So, I think I’m going to try to do more like this. I know that carrot hides well, too, and zucchini is great in baked goods, of course! I almost always have some chopped vegetables in my pasta sauce. It could be fun to explore what else I can do just to add a few more nutrients into their foods. We all want our kids to be healthy, with bright eyes, beautiful skin, and positive energy from wholesome foods, why not have fun experimenting with ways to include more vital nutrients into their diet? The key, though, is to keep having them try vegetables that aren’t hidden. 😉

Posted in Health and Fitness, Keeping your sanity, Parenting

Calm: The Meditation App

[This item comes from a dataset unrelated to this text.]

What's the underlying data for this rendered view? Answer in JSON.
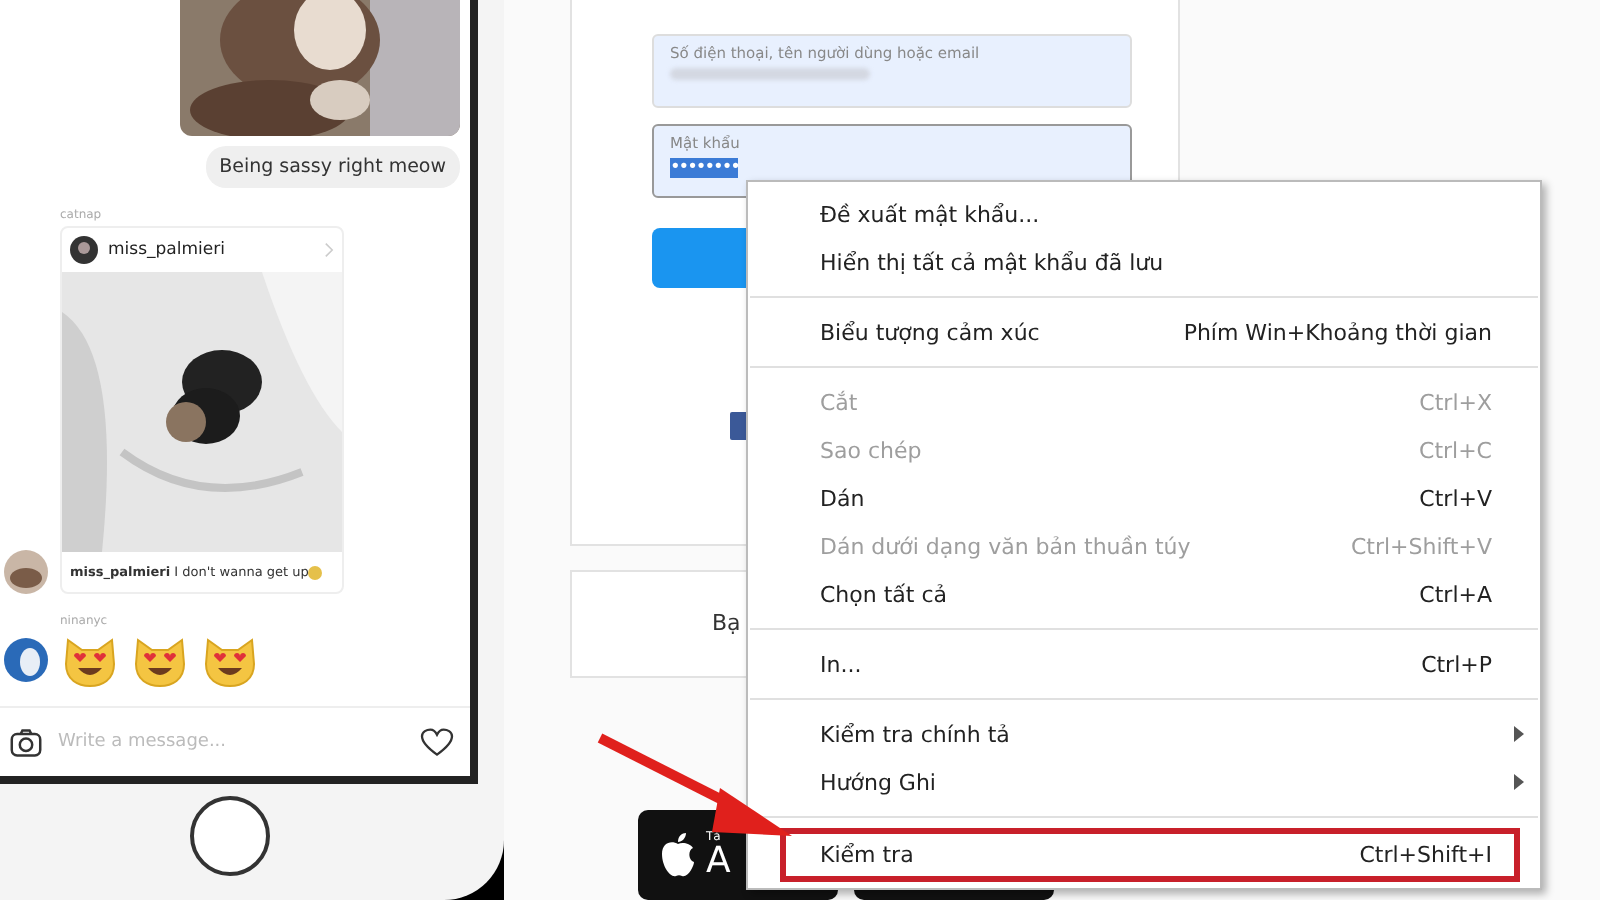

I absolutely love the Calm app, and I am not getting paid to write about it — the makers have no idea that I’m writing this! I have recommended it to my students at Indiana Wesleyan University, and basically anyone who will listen to me. Haha! I love it.

As I have blogged before, I try to practice meditation / mindfulness several times per week. Not only do I find it relaxing, it gives me a chance to change my thought patterns, put some space between my mind and the outside world, and allows my body to reset. I find it easier to maintain some inner peace, to relax and soften my muscles at will, and to fall sleep. I can recharge and continue on with my busy day.

I love several things about the Calm app. The app uses meditation to help with several aspects of life that can cause anxiety and stress. There is really something for everyone. In each of the different sections within the app, the speaker helps to deconstruct what causes each specific source of anxiety, from performance anxiety, to reactivity and even flight anxiety. There is even an entire section devoted to kids! There are stress management tools and self care, all using meditation. The best part about this, for me, is that the speaker is in control of walking you through your 15 minutes of meditation. This relieves the burden of doing it yourself, freeing your mind to fully relax, thus deepening the meditation experience. As a result of working through this app over the course of the last several weeks, I have improved my meditation experience — I almost feel as if I am in a trance in most cases. It has really has improved most aspects of my life.

The only downside to the app is the cost. The Premium edition is $70 every year (I would consider a one-time fee, but $70/year feels like a lot for me right now). You can get a lot out of just using the free version, and I still absolutely recommend it. I have gotten so much out of it! I’m definitely going to keep using it. Give it a try, and let me know what you think!